Material provided: Begin

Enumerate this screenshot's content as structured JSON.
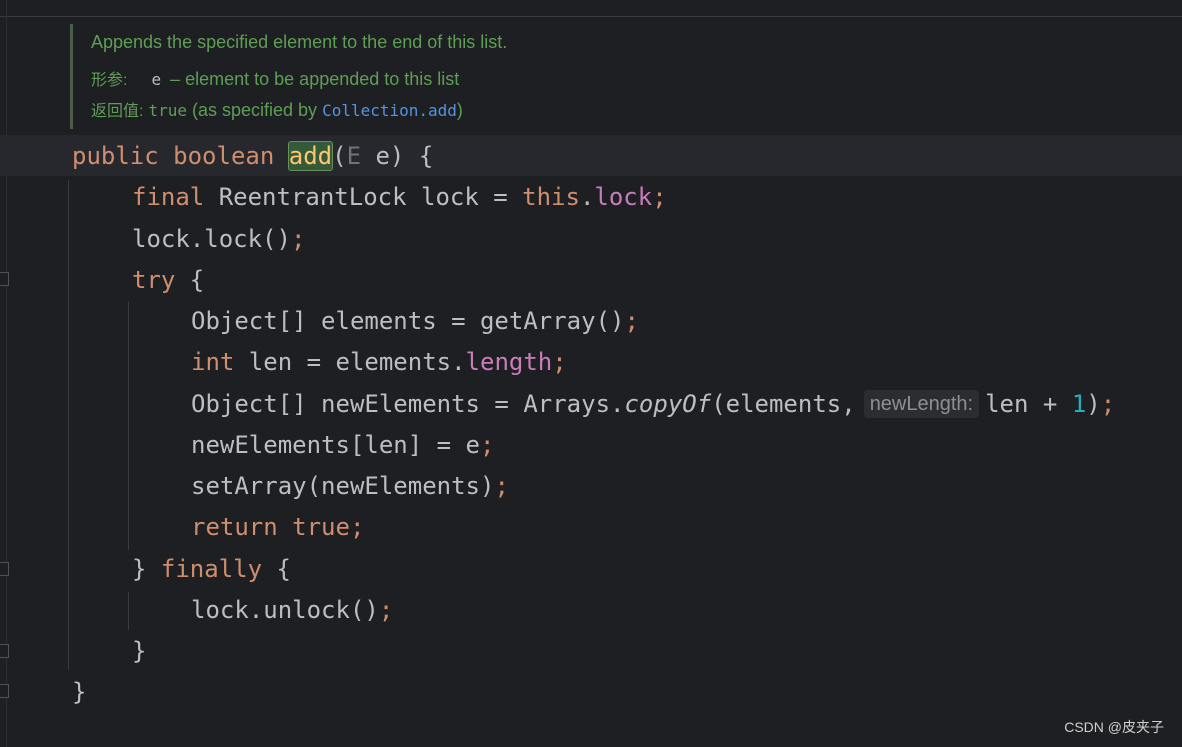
{
  "doc": {
    "summary": "Appends the specified element to the end of this list.",
    "param_tag": "形参:",
    "param_name": "e",
    "param_desc": " – element to be appended to this list",
    "return_tag": "返回值:",
    "return_value": "true",
    "return_desc": " (as specified by ",
    "return_link": "Collection.add",
    "return_close": ")"
  },
  "code": {
    "l1_public": "public",
    "l1_boolean": "boolean",
    "l1_method": "add",
    "l1_paren_open": "(",
    "l1_type": "E",
    "l1_rest": " e) {",
    "l2_final": "final",
    "l2_rest": " ReentrantLock lock = ",
    "l2_this": "this",
    "l2_dot": ".",
    "l2_field": "lock",
    "l2_semi": ";",
    "l3_text": "lock.lock()",
    "l3_semi": ";",
    "l4_try": "try",
    "l4_brace": " {",
    "l5_text": "Object[] elements = getArray()",
    "l5_semi": ";",
    "l6_int": "int",
    "l6_rest": " len = elements.",
    "l6_field": "length",
    "l6_semi": ";",
    "l7_text": "Object[] newElements = Arrays.",
    "l7_method": "copyOf",
    "l7_args": "(elements,",
    "l7_hint": "newLength:",
    "l7_len": "len + ",
    "l7_num": "1",
    "l7_close": ")",
    "l7_semi": ";",
    "l8_text": "newElements[len] = e",
    "l8_semi": ";",
    "l9_text": "setArray(newElements)",
    "l9_semi": ";",
    "l10_return": "return",
    "l10_true": "true",
    "l10_semi": ";",
    "l11_close": "} ",
    "l11_finally": "finally",
    "l11_brace": " {",
    "l12_text": "lock.unlock()",
    "l12_semi": ";",
    "l13_text": "}",
    "l14_text": "}"
  },
  "watermark": "CSDN @皮夹子",
  "colors": {
    "background": "#1e1f22",
    "keyword": "#cf8e6d",
    "identifier": "#bcbec4",
    "field": "#c77dbb",
    "number": "#2aacb8",
    "doc_comment": "#5f9e55",
    "doc_link": "#5693e2",
    "highlight": "#ffc66d"
  }
}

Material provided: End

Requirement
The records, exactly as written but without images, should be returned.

Completed task
Enumerate this screenshot's content as structured JSON.
{
  "doc": {
    "summary": "Appends the specified element to the end of this list.",
    "param_tag": "形参:",
    "param_name": "e",
    "param_desc": " – element to be appended to this list",
    "return_tag": "返回值:",
    "return_value": "true",
    "return_desc": " (as specified by ",
    "return_link": "Collection.add",
    "return_close": ")"
  },
  "code": {
    "l1_public": "public",
    "l1_boolean": "boolean",
    "l1_method": "add",
    "l1_paren_open": "(",
    "l1_type": "E",
    "l1_rest": " e) {",
    "l2_final": "final",
    "l2_rest": " ReentrantLock lock = ",
    "l2_this": "this",
    "l2_dot": ".",
    "l2_field": "lock",
    "l2_semi": ";",
    "l3_text": "lock.lock()",
    "l3_semi": ";",
    "l4_try": "try",
    "l4_brace": " {",
    "l5_text": "Object[] elements = getArray()",
    "l5_semi": ";",
    "l6_int": "int",
    "l6_rest": " len = elements.",
    "l6_field": "length",
    "l6_semi": ";",
    "l7_text": "Object[] newElements = Arrays.",
    "l7_method": "copyOf",
    "l7_args": "(elements,",
    "l7_hint": "newLength:",
    "l7_len": "len + ",
    "l7_num": "1",
    "l7_close": ")",
    "l7_semi": ";",
    "l8_text": "newElements[len] = e",
    "l8_semi": ";",
    "l9_text": "setArray(newElements)",
    "l9_semi": ";",
    "l10_return": "return",
    "l10_true": "true",
    "l10_semi": ";",
    "l11_close": "} ",
    "l11_finally": "finally",
    "l11_brace": " {",
    "l12_text": "lock.unlock()",
    "l12_semi": ";",
    "l13_text": "}",
    "l14_text": "}"
  },
  "watermark": "CSDN @皮夹子",
  "colors": {
    "background": "#1e1f22",
    "keyword": "#cf8e6d",
    "identifier": "#bcbec4",
    "field": "#c77dbb",
    "number": "#2aacb8",
    "doc_comment": "#5f9e55",
    "doc_link": "#5693e2",
    "highlight": "#ffc66d"
  }
}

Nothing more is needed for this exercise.